** Try it **
From the entries provided below, copy each line that contains the word "Toolbox".

** Dataset rows for apps and sites **
%%

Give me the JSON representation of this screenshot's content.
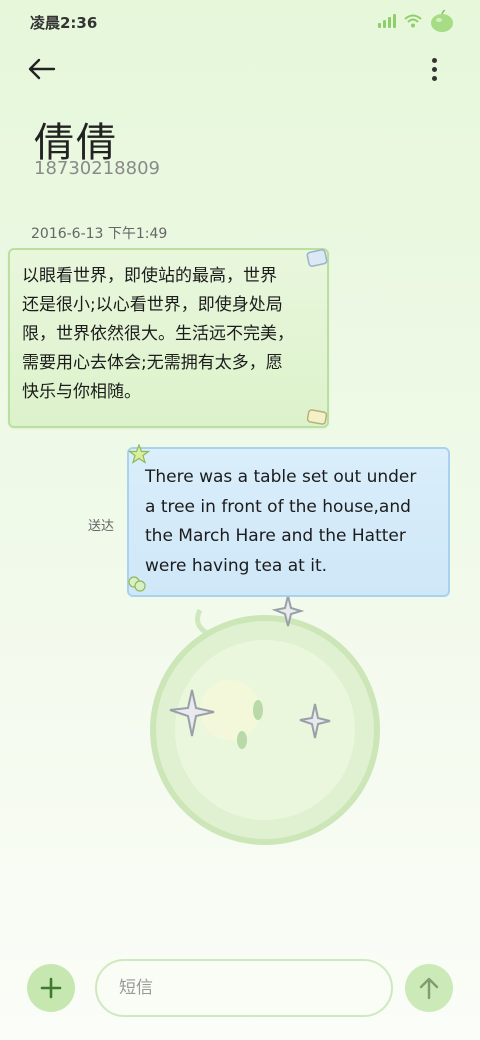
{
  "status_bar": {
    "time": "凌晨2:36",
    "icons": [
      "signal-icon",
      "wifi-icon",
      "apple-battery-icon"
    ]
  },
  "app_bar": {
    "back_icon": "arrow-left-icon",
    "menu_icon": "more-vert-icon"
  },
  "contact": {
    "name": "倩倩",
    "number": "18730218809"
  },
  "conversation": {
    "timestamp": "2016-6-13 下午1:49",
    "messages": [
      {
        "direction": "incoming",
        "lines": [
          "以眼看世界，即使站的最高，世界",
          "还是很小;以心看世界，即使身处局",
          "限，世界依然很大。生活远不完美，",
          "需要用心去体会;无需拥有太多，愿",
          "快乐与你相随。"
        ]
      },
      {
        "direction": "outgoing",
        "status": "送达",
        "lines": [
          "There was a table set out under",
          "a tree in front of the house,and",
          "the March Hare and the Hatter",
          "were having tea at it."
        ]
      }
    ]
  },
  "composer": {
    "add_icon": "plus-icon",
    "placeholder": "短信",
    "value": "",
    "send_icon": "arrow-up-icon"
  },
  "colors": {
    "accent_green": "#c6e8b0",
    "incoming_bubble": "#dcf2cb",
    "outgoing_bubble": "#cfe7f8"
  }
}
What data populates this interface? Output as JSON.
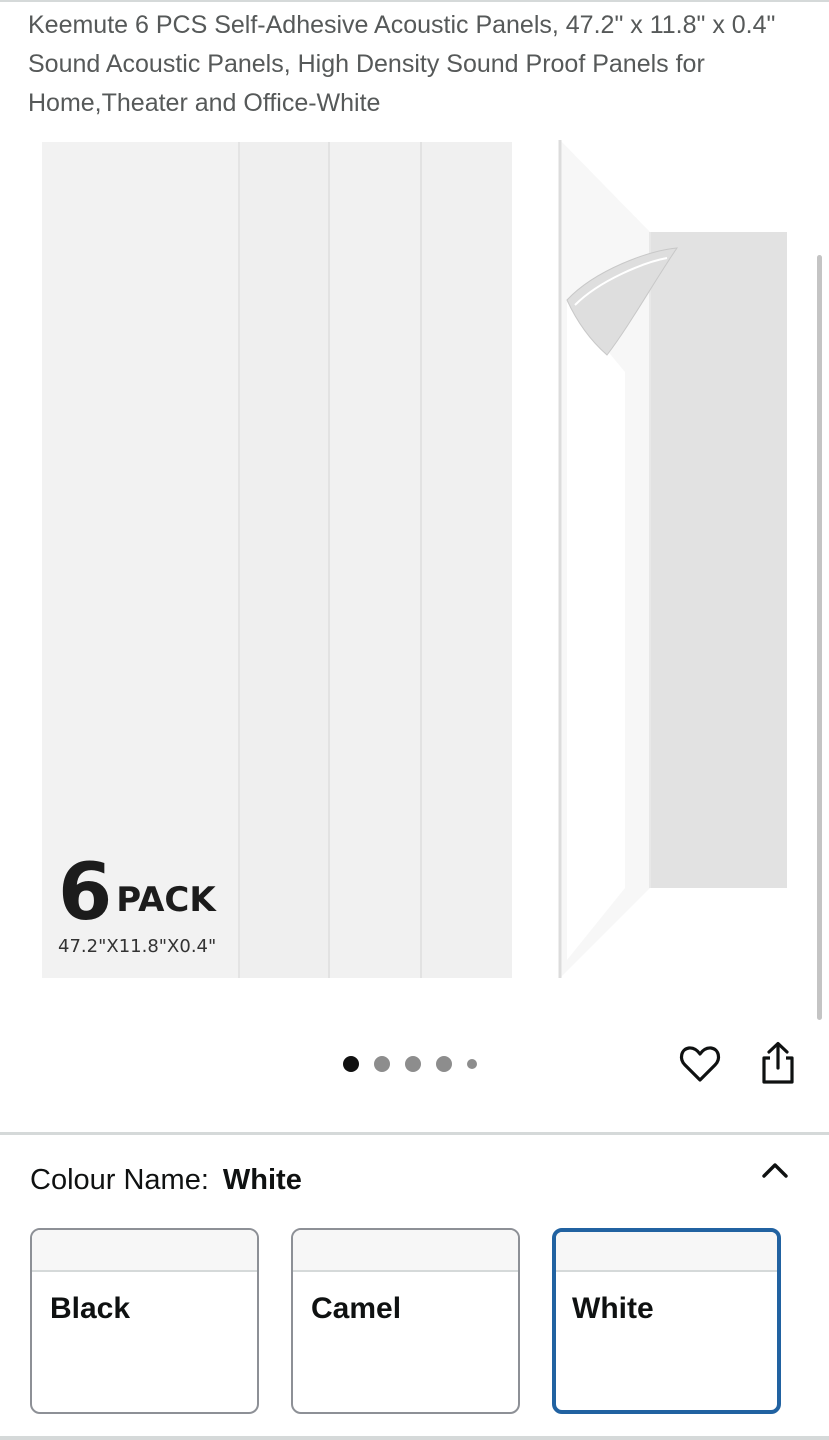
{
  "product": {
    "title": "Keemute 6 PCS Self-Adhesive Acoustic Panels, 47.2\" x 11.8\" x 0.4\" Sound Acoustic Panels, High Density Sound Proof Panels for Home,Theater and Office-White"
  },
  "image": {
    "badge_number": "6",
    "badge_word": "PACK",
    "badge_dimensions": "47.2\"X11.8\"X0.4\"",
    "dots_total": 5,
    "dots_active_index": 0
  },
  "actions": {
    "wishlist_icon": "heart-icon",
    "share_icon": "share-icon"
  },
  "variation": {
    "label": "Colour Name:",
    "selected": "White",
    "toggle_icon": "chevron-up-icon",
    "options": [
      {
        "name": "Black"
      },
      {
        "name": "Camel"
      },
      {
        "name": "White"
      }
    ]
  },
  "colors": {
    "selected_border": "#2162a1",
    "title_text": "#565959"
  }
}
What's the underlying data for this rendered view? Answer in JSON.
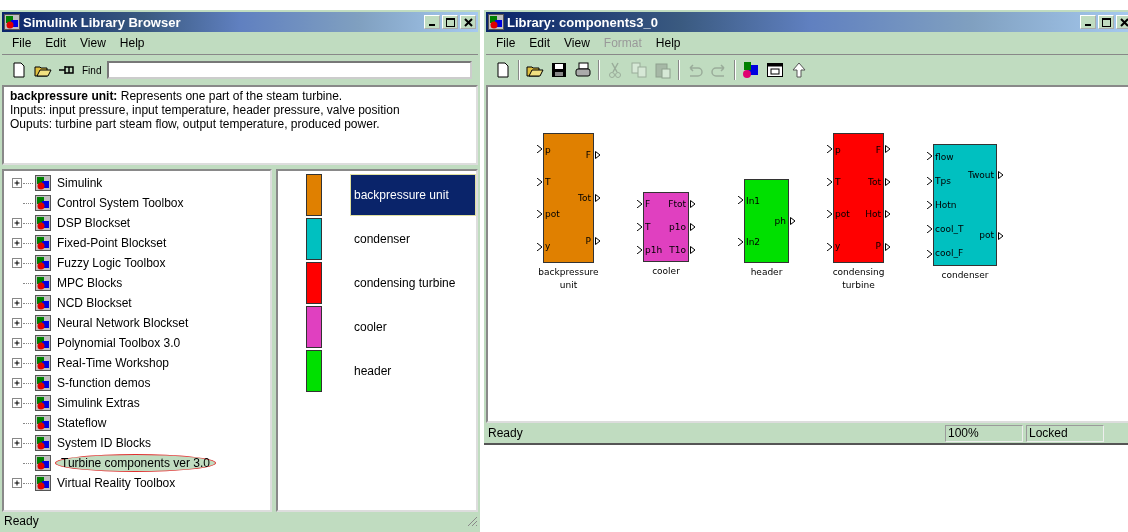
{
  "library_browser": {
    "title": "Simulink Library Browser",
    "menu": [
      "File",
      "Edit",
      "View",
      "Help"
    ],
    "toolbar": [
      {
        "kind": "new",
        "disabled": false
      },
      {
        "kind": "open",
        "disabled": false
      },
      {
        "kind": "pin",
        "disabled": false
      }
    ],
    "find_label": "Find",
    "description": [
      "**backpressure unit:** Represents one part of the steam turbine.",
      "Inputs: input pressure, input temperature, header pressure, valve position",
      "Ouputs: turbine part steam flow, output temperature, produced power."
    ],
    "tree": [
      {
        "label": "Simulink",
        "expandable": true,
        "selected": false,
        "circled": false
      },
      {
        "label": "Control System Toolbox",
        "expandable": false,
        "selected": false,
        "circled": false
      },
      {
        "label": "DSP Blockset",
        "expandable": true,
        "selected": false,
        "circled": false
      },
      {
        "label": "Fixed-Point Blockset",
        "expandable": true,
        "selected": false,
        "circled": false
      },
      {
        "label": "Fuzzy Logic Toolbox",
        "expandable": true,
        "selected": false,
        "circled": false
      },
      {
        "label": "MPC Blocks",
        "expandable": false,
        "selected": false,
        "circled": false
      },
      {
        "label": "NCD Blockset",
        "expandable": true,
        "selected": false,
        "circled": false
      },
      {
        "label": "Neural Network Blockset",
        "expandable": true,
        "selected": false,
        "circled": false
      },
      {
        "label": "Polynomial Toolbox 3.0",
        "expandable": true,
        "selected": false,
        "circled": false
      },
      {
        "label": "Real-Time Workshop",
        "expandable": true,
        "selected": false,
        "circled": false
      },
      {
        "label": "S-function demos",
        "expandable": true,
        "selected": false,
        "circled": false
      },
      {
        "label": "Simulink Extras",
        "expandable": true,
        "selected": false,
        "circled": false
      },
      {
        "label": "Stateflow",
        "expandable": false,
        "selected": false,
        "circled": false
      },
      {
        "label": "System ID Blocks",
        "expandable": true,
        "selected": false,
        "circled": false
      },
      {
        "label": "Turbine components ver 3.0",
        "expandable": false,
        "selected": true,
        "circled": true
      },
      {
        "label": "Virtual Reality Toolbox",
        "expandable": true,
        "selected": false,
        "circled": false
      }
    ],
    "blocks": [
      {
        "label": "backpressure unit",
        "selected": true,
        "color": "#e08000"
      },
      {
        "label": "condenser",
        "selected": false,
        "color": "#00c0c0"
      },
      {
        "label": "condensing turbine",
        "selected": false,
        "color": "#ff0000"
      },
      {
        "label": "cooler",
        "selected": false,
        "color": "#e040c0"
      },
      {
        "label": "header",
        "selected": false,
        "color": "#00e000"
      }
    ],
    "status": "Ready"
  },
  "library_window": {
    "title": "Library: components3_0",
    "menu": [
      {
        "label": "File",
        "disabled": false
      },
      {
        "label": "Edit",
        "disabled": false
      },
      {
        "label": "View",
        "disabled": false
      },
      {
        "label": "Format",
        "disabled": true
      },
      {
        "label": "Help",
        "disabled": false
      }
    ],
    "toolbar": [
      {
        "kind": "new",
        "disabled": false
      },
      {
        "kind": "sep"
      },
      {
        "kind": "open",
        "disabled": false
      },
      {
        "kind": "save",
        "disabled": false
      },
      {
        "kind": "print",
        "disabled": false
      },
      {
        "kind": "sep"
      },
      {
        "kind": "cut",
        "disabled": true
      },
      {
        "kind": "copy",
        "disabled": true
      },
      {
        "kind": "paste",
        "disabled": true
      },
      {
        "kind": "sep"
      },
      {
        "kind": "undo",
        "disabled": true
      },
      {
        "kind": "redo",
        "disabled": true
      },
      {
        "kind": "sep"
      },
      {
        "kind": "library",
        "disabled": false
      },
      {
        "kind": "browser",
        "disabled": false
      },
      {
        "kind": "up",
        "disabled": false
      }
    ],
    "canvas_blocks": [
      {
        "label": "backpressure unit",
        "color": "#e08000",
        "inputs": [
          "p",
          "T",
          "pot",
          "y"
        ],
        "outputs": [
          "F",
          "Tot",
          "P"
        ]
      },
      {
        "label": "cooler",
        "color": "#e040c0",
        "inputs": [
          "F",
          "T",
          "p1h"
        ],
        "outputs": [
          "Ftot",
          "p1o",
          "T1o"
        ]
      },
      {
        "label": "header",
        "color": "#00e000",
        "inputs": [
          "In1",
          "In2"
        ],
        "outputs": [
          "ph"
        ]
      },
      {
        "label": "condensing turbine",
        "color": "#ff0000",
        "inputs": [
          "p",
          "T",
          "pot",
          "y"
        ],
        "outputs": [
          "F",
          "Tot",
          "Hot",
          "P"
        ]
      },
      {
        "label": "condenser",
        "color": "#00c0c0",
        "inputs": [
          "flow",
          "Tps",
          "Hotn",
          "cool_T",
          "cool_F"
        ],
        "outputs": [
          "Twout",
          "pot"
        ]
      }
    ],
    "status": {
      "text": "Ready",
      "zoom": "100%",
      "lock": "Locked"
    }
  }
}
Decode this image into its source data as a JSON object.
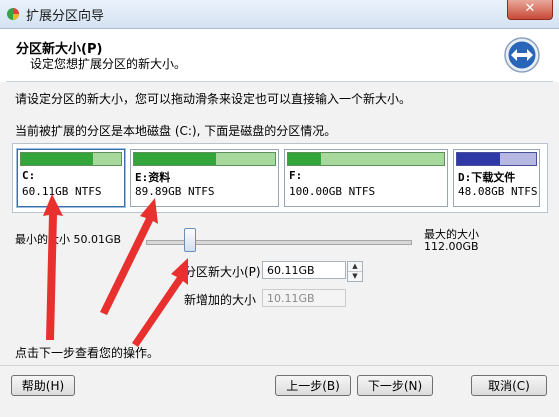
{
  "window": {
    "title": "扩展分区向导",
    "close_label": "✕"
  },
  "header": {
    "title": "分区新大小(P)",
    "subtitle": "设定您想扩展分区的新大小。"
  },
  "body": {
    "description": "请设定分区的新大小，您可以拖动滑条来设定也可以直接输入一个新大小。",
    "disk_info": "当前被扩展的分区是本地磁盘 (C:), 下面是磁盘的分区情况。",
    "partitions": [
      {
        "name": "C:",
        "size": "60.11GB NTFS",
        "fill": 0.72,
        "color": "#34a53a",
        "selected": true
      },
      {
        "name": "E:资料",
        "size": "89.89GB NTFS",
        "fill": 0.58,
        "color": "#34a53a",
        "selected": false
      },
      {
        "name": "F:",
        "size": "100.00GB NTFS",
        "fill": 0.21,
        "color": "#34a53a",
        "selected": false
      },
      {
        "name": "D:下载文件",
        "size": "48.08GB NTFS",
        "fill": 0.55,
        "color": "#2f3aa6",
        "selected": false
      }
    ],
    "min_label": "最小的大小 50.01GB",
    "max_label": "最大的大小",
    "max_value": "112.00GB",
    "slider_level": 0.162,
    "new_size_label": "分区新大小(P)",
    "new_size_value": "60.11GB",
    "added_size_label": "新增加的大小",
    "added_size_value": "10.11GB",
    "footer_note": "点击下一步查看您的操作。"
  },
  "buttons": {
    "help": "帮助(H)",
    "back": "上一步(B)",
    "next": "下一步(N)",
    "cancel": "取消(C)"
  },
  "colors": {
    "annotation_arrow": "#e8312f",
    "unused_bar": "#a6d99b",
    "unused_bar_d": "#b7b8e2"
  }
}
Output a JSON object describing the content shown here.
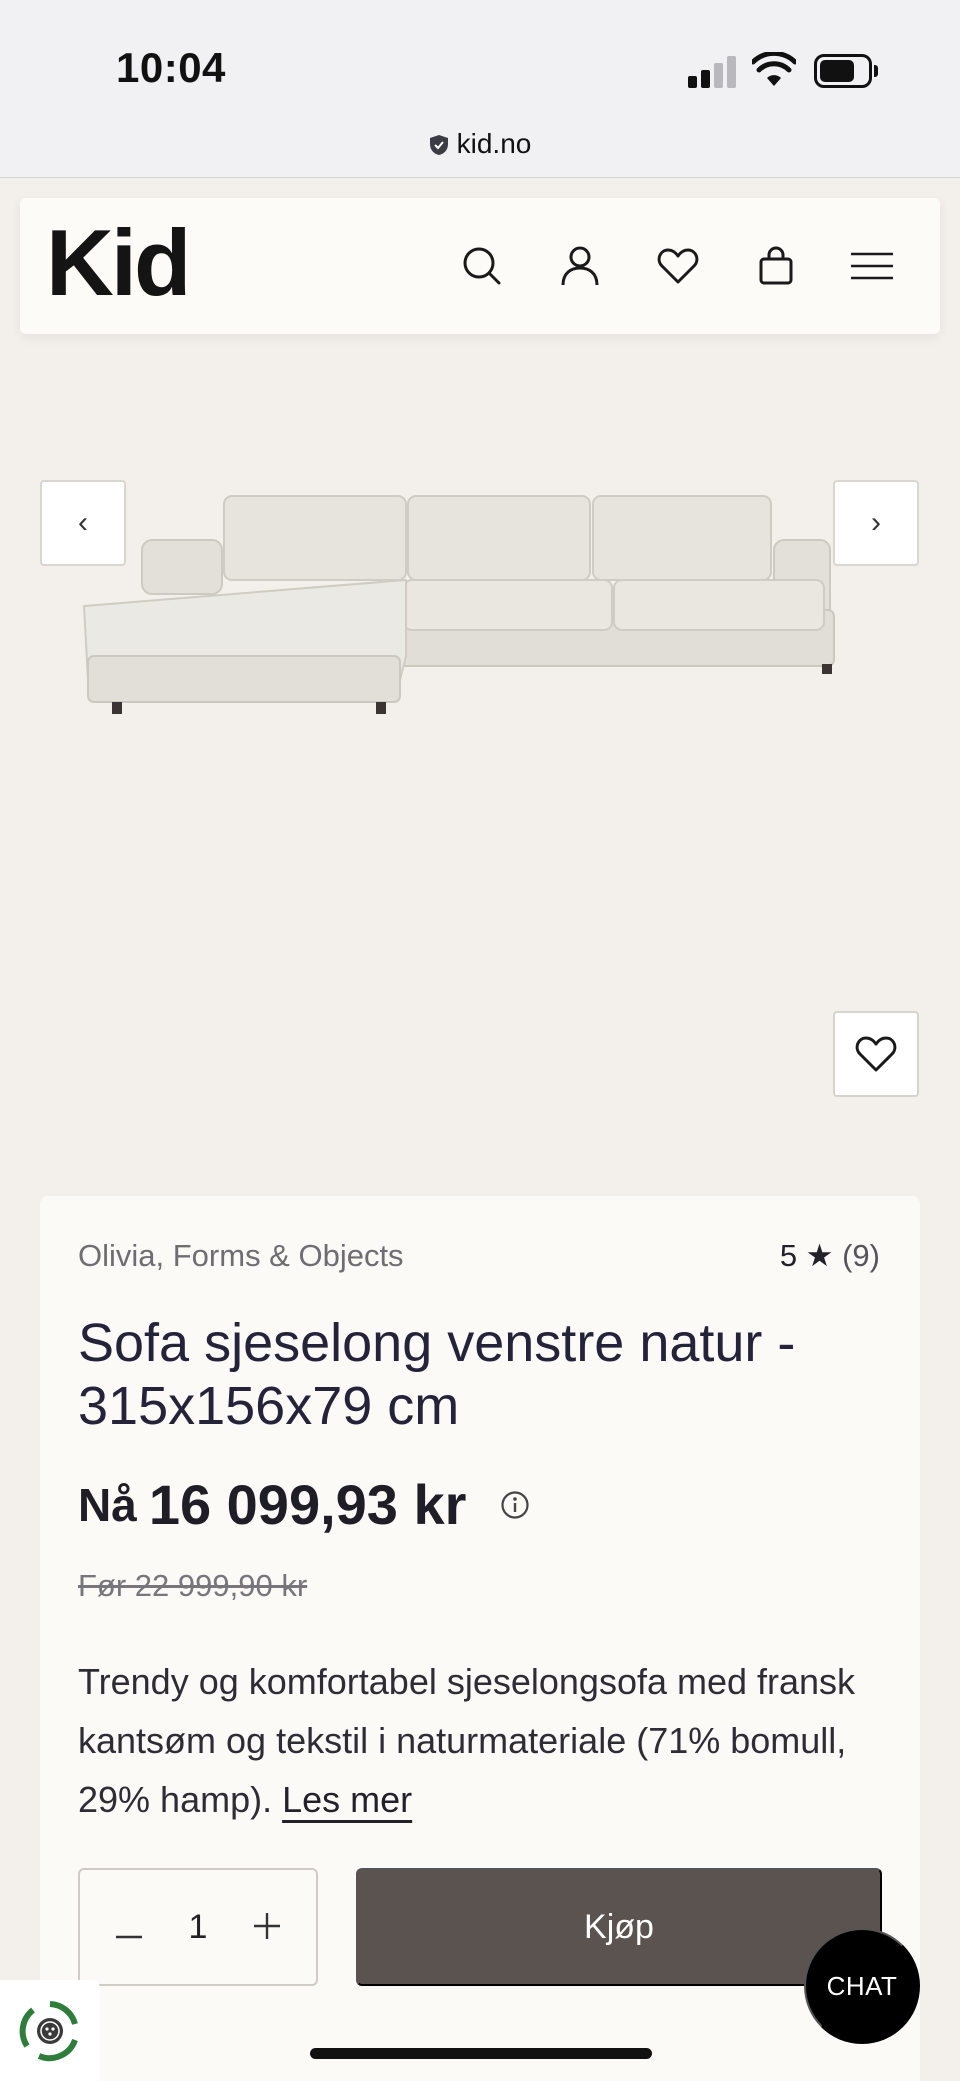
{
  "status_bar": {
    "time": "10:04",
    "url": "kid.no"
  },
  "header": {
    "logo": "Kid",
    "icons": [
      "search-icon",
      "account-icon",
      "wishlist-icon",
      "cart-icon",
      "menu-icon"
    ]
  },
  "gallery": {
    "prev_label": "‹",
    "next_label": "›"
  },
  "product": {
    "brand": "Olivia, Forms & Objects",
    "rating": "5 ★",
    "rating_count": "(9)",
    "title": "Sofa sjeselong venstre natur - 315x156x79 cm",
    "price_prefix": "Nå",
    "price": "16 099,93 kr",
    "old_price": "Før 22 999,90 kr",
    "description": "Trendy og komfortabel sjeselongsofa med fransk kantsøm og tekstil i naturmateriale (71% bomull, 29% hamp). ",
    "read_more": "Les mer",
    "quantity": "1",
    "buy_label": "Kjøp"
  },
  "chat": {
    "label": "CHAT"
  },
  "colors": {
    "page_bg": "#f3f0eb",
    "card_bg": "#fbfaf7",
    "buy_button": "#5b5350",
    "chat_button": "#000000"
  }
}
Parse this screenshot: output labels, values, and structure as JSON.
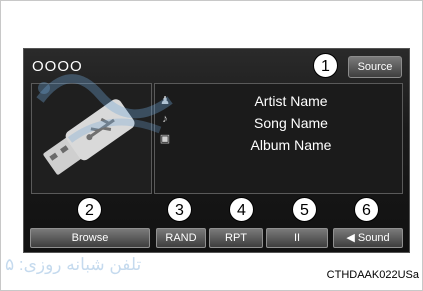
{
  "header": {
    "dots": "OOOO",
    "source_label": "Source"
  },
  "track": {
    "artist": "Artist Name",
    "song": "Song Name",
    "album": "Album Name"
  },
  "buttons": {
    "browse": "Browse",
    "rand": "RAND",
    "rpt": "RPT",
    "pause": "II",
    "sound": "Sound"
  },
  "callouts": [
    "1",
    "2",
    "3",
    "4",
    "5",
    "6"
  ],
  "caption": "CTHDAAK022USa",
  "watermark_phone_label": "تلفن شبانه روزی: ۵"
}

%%

** Problem solution **
        "label": "Control System Toolbox",
        "label": "Fuzzy Logic Toolbox",
        "label": "Polynomial Toolbox 3.0",
        "label": "Virtual Reality Toolbox",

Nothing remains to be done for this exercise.